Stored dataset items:
•••

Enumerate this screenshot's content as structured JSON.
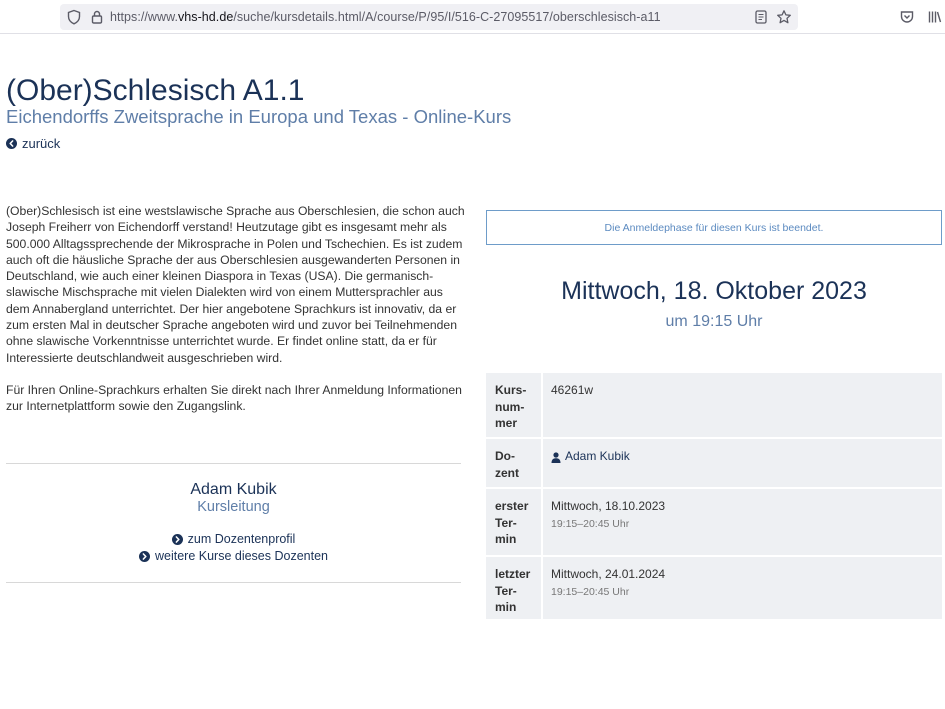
{
  "browser": {
    "url_prefix": "https://www.",
    "url_domain": "vhs-hd.de",
    "url_path": "/suche/kursdetails.html/A/course/P/95/I/516-C-27095517/oberschlesisch-a11",
    "icons": [
      "shield-icon",
      "lock-icon",
      "reader-view-icon",
      "bookmark-star-icon",
      "pocket-icon",
      "library-icon"
    ]
  },
  "header": {
    "title": "(Ober)Schlesisch A1.1",
    "subtitle": "Eichendorffs Zweitsprache in Europa und Texas - Online-Kurs",
    "back_label": "zurück"
  },
  "description": {
    "paragraphs": [
      "(Ober)Schlesisch ist eine westslawische Sprache aus Oberschlesien, die schon auch Joseph Freiherr von Eichendorff verstand! Heutzutage gibt es insgesamt mehr als 500.000 Alltagssprechende der Mikrosprache in Polen und Tschechien. Es ist zudem auch oft die häusliche Sprache der aus Oberschlesien ausgewanderten Personen in Deutschland, wie auch einer kleinen Diaspora in Texas (USA). Die germanisch-slawische Mischsprache mit vielen Dialekten wird von einem Muttersprachler aus dem Annabergland unterrichtet. Der hier angebotene Sprachkurs ist innovativ, da er zum ersten Mal in deutscher Sprache angeboten wird und zuvor bei Teilnehmenden ohne slawische Vorkenntnisse unterrichtet wurde. Er findet online statt, da er für Interessierte deutschlandweit ausgeschrieben wird.",
      "Für Ihren Online-Sprachkurs erhalten Sie direkt nach Ihrer Anmeldung Informationen zur Internetplattform sowie den Zugangslink."
    ]
  },
  "teacher": {
    "name": "Adam Kubik",
    "role": "Kursleitung",
    "profile_link": "zum Dozentenprofil",
    "more_courses_link": "weitere Kurse dieses Dozenten"
  },
  "notice": "Die Anmeldephase für diesen Kurs ist beendet.",
  "schedule": {
    "date": "Mittwoch, 18. Oktober 2023",
    "time": "um 19:15 Uhr"
  },
  "info_table": {
    "course_number_label": "Kurs-\nnum-\nmer",
    "course_number": "46261w",
    "teacher_label": "Do-\nzent",
    "teacher_name": "Adam Kubik",
    "first_label": "erster\nTer-\nmin",
    "first_date": "Mittwoch, 18.10.2023",
    "first_time": "19:15–20:45 Uhr",
    "last_label": "letzter\nTer-\nmin",
    "last_date": "Mittwoch, 24.01.2024",
    "last_time": "19:15–20:45 Uhr"
  },
  "colors": {
    "primary": "#1b3257",
    "secondary": "#5f7ea8",
    "notice_border": "#6e9cc9",
    "table_bg": "#eef0f3"
  }
}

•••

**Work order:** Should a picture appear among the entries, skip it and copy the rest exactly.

**Result below:**
Enumerate this screenshot's content as structured JSON.
{
  "browser": {
    "url_prefix": "https://www.",
    "url_domain": "vhs-hd.de",
    "url_path": "/suche/kursdetails.html/A/course/P/95/I/516-C-27095517/oberschlesisch-a11",
    "icons": [
      "shield-icon",
      "lock-icon",
      "reader-view-icon",
      "bookmark-star-icon",
      "pocket-icon",
      "library-icon"
    ]
  },
  "header": {
    "title": "(Ober)Schlesisch A1.1",
    "subtitle": "Eichendorffs Zweitsprache in Europa und Texas - Online-Kurs",
    "back_label": "zurück"
  },
  "description": {
    "paragraphs": [
      "(Ober)Schlesisch ist eine westslawische Sprache aus Oberschlesien, die schon auch Joseph Freiherr von Eichendorff verstand! Heutzutage gibt es insgesamt mehr als 500.000 Alltagssprechende der Mikrosprache in Polen und Tschechien. Es ist zudem auch oft die häusliche Sprache der aus Oberschlesien ausgewanderten Personen in Deutschland, wie auch einer kleinen Diaspora in Texas (USA). Die germanisch-slawische Mischsprache mit vielen Dialekten wird von einem Muttersprachler aus dem Annabergland unterrichtet. Der hier angebotene Sprachkurs ist innovativ, da er zum ersten Mal in deutscher Sprache angeboten wird und zuvor bei Teilnehmenden ohne slawische Vorkenntnisse unterrichtet wurde. Er findet online statt, da er für Interessierte deutschlandweit ausgeschrieben wird.",
      "Für Ihren Online-Sprachkurs erhalten Sie direkt nach Ihrer Anmeldung Informationen zur Internetplattform sowie den Zugangslink."
    ]
  },
  "teacher": {
    "name": "Adam Kubik",
    "role": "Kursleitung",
    "profile_link": "zum Dozentenprofil",
    "more_courses_link": "weitere Kurse dieses Dozenten"
  },
  "notice": "Die Anmeldephase für diesen Kurs ist beendet.",
  "schedule": {
    "date": "Mittwoch, 18. Oktober 2023",
    "time": "um 19:15 Uhr"
  },
  "info_table": {
    "course_number_label": "Kurs-\nnum-\nmer",
    "course_number": "46261w",
    "teacher_label": "Do-\nzent",
    "teacher_name": "Adam Kubik",
    "first_label": "erster\nTer-\nmin",
    "first_date": "Mittwoch, 18.10.2023",
    "first_time": "19:15–20:45 Uhr",
    "last_label": "letzter\nTer-\nmin",
    "last_date": "Mittwoch, 24.01.2024",
    "last_time": "19:15–20:45 Uhr"
  },
  "colors": {
    "primary": "#1b3257",
    "secondary": "#5f7ea8",
    "notice_border": "#6e9cc9",
    "table_bg": "#eef0f3"
  }
}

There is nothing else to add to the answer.